For concerts, the house lights will darken and the stage lights will brighten. The concert master will then walk out and signal for you to give the previously agreed number of tuning pitches. Just do as you did in rehearsal. If anything goes wrong just restart and move on.
Orchestral Tuning Order
The tuning order is usually agreed upon by the concertmaster and the principal oboist, and is informed by their backgrounds and the traditions of the orchestra they are playing with. It is common for the concertmaster to request two to four A’s, and to go from brass to woodwinds to lower strings to upper strings. Sometimes all the winds share their tuning opportunity and all the strings share theirs, especially if the orchestra is not large. Some student groups may take even more pitches and time for tuning at the discretion of the instructor.

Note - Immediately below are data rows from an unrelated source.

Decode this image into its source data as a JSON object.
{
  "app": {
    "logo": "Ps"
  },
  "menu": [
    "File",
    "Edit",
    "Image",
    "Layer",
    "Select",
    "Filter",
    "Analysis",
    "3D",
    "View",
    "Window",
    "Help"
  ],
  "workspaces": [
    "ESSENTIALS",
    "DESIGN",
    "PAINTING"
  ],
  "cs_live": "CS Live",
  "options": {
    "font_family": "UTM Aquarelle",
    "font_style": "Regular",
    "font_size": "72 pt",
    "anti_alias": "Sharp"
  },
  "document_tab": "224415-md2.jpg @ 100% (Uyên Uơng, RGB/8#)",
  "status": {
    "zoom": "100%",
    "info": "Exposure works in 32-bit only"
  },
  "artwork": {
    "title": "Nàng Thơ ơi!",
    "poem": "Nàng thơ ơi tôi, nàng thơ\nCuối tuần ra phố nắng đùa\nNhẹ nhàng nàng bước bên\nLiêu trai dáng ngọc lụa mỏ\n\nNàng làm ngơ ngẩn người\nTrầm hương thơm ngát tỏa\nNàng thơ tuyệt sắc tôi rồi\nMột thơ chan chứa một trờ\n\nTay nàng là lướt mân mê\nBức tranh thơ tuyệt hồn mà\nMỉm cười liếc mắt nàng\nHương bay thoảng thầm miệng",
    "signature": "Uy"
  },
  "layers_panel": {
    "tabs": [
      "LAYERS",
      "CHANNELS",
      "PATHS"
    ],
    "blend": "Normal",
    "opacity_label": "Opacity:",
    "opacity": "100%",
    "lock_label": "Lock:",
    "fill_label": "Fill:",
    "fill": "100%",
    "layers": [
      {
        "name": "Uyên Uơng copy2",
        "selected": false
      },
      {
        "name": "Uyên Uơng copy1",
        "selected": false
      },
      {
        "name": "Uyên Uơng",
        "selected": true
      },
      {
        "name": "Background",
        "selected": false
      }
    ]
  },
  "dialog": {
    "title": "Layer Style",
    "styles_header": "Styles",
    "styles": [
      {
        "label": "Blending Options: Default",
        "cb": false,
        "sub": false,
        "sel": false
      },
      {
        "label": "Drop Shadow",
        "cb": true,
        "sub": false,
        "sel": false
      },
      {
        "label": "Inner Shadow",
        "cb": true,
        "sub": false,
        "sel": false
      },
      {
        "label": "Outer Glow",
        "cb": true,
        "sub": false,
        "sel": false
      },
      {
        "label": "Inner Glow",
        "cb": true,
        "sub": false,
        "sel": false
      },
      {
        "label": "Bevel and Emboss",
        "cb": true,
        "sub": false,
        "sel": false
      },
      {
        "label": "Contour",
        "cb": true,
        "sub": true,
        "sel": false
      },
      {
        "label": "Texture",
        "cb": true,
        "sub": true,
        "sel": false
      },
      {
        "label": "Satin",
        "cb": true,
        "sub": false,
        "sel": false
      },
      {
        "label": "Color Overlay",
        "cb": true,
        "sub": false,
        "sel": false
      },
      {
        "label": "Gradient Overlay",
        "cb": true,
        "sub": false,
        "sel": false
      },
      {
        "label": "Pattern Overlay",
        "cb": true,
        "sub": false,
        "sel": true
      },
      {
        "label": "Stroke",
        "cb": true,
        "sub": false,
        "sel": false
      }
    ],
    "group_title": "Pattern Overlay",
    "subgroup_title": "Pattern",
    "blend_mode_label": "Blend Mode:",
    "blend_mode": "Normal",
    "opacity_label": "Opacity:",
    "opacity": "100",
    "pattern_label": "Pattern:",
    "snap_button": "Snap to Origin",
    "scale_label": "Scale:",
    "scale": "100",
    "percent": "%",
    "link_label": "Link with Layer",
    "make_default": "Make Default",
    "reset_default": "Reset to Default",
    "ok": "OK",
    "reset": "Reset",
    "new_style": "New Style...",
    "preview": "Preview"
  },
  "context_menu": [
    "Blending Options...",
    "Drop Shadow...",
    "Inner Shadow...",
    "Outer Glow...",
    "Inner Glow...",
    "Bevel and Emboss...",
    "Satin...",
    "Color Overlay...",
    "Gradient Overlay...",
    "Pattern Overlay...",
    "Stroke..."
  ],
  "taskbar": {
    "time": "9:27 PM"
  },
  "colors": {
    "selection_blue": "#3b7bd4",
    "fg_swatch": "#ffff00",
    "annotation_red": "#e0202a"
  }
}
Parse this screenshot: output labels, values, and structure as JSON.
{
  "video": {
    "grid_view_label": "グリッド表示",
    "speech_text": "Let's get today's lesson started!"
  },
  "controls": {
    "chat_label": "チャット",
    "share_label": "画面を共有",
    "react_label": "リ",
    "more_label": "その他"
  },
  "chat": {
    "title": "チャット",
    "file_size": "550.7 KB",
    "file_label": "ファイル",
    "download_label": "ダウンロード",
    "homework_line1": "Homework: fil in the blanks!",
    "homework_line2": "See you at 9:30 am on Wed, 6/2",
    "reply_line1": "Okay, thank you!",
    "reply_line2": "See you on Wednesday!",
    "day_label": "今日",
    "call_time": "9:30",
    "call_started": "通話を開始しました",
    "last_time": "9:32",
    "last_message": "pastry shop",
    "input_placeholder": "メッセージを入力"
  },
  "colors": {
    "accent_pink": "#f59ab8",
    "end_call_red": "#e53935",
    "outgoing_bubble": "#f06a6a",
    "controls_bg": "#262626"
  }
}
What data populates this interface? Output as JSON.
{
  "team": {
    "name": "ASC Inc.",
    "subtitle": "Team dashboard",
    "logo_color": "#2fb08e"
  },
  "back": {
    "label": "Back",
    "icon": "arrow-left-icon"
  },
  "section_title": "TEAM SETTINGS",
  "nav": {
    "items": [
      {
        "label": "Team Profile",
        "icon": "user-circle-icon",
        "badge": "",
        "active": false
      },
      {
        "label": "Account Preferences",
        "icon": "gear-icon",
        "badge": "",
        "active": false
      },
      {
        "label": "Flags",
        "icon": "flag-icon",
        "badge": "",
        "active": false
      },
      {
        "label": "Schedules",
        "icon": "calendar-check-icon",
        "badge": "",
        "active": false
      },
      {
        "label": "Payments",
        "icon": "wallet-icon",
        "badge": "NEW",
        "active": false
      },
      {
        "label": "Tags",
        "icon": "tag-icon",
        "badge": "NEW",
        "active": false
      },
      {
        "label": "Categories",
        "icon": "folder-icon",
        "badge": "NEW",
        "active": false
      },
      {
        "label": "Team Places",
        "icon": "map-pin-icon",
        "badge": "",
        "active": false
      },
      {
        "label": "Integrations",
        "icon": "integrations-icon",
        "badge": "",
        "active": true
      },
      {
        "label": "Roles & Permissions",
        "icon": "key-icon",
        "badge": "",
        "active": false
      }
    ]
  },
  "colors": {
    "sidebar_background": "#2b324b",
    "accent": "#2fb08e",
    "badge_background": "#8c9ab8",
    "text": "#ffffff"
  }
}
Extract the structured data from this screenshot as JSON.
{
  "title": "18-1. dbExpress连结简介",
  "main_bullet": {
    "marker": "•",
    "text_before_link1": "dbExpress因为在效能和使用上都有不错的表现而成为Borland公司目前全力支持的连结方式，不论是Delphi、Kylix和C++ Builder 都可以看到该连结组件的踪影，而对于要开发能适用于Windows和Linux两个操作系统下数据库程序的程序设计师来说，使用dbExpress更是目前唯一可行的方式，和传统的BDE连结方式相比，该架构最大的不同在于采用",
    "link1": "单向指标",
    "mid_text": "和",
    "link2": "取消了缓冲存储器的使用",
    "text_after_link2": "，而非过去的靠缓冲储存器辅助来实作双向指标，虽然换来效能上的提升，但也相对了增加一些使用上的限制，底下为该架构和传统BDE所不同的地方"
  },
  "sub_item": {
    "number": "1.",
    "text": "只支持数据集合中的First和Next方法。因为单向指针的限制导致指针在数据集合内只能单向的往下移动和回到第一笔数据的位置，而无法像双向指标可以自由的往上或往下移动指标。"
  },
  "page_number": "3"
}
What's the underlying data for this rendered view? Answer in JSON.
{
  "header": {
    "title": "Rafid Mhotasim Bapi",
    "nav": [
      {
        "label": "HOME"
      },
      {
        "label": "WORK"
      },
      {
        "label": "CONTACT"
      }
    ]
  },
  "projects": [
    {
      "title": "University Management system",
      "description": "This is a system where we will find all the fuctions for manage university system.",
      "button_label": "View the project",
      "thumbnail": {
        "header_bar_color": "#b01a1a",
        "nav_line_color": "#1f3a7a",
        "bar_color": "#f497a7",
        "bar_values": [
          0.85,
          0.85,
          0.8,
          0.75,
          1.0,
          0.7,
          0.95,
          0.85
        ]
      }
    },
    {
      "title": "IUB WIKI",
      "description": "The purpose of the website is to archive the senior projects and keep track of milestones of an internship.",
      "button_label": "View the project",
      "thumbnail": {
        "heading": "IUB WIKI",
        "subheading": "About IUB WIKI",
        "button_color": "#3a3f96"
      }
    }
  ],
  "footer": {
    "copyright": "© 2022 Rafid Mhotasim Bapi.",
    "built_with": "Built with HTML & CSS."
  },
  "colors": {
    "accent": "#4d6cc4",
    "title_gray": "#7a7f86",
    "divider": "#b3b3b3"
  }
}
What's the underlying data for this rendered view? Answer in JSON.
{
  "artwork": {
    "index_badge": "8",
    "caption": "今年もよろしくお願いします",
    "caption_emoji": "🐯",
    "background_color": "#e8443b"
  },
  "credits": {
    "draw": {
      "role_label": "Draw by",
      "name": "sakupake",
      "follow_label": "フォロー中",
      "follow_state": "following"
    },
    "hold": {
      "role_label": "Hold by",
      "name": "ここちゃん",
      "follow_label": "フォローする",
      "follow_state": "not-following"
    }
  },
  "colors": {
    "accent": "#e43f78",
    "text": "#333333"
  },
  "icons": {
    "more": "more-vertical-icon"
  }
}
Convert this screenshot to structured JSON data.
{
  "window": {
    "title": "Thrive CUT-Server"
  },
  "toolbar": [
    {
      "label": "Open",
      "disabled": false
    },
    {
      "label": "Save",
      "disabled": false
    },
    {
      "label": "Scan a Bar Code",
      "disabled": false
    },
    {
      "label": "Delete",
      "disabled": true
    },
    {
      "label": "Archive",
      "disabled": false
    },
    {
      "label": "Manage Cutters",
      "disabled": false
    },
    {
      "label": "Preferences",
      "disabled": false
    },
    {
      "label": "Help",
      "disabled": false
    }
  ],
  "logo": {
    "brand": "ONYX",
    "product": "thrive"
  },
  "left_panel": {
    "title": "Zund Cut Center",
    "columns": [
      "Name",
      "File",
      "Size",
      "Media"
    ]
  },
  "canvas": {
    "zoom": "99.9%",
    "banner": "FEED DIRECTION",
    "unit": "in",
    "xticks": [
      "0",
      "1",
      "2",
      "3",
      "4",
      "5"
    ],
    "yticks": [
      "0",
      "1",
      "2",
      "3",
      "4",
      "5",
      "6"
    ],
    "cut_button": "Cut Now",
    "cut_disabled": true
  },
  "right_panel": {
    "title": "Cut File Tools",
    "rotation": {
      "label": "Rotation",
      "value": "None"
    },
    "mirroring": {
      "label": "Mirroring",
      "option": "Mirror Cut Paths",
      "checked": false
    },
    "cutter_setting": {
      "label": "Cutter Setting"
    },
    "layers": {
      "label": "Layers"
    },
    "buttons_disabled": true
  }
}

Tune quickly and purposefully; then wait patiently and quietly.
Tuning should be brief and purposeful. This is a great and simple way to avoid personal and professional conflicts! Nobody likes the person who uses tuning time to practice their flashiest concerto or test how loud or high they can play.
Wind Players: Play your A at a mezzo-forte dynamic and adjust slightly if needed. Skilled players actually set their instrument up to be pretty close to correct before they even walk on stage. If there are any doubts about your intonation, you can test it with a low D or E.
Non-principal Oboes: Do not play your A against the principal’s A any louder than a mezzo-piano. If you must play at all, just pay a brief A and then a low D or E to check your soft response and then wait in silence. Playing from the oboe section can confuse other members of the orchestra as to which pitch they are tuning to.
String Players: Tune with tighter, narrower fifths in order to match the orchestra. Perfect fifths are wider than equal-temperament fifths. This results in a huge, ugly intonation gap between the high and low instruments, especially between the violins and the basses. A great way to check this is to compare the violin E string with the viola or cello C string. Often, the violin E will sound very sharp and the viola/cello C will sound super flat. The lower instruments are usually the ones who have to compensate the most, since the A is given directly to the concertmaster in the same octave.
The concert band genre has had some traditional conflict when it comes to tuning procedure. In some ensembles like the Eastman Wind Ensemble, the oboe tunes the group with two A’s; one for woodwinds and one for brass. Some university bands in the Southern United States tune with an A for the woodwinds and a B-flat for the brass. Some bands have the clarinet tune the group even when an oboe is available. The protocol is at the discretion of the band director or conductor and should be respected.
Rising pitch centers
Large ensembles tend to be conservative in their tuning procedures, so the oboist should be aware of their tuning traditions and be ready to adjust if needed. In general, pitch centers have risen since the twentieth century. In 1980, many American orchestras preferred to tune to A = 440; now they prefer A = 442, while some even prefer A = 443. European orchestras tend to prefer brighter pitch centers as well; some even as bright as A = 445.
Playing the tuning a for the orchestra is a point of pride among many oboists and real thought and consideration should be applied to the seemingly simple task. It is after all the first note of every concert and rehearsal, so keep practicing those long tones and remember the long history of the tradition. .
Bate, Phillip. The Oboe, An outline of its History Development and Construction. London/Ernest Benn Limited. Toronto,1975.
Burgges, Geoffery and Haynes, Bruce. The Oboe. Worldprint, Yalle University Print, 2004.
Sachs, Curt and Enich M. von Hornbostel (1994), Systematik der Musikinstrumente;Seitschrift fur Ethnomologie 46:553-90, London, 1996.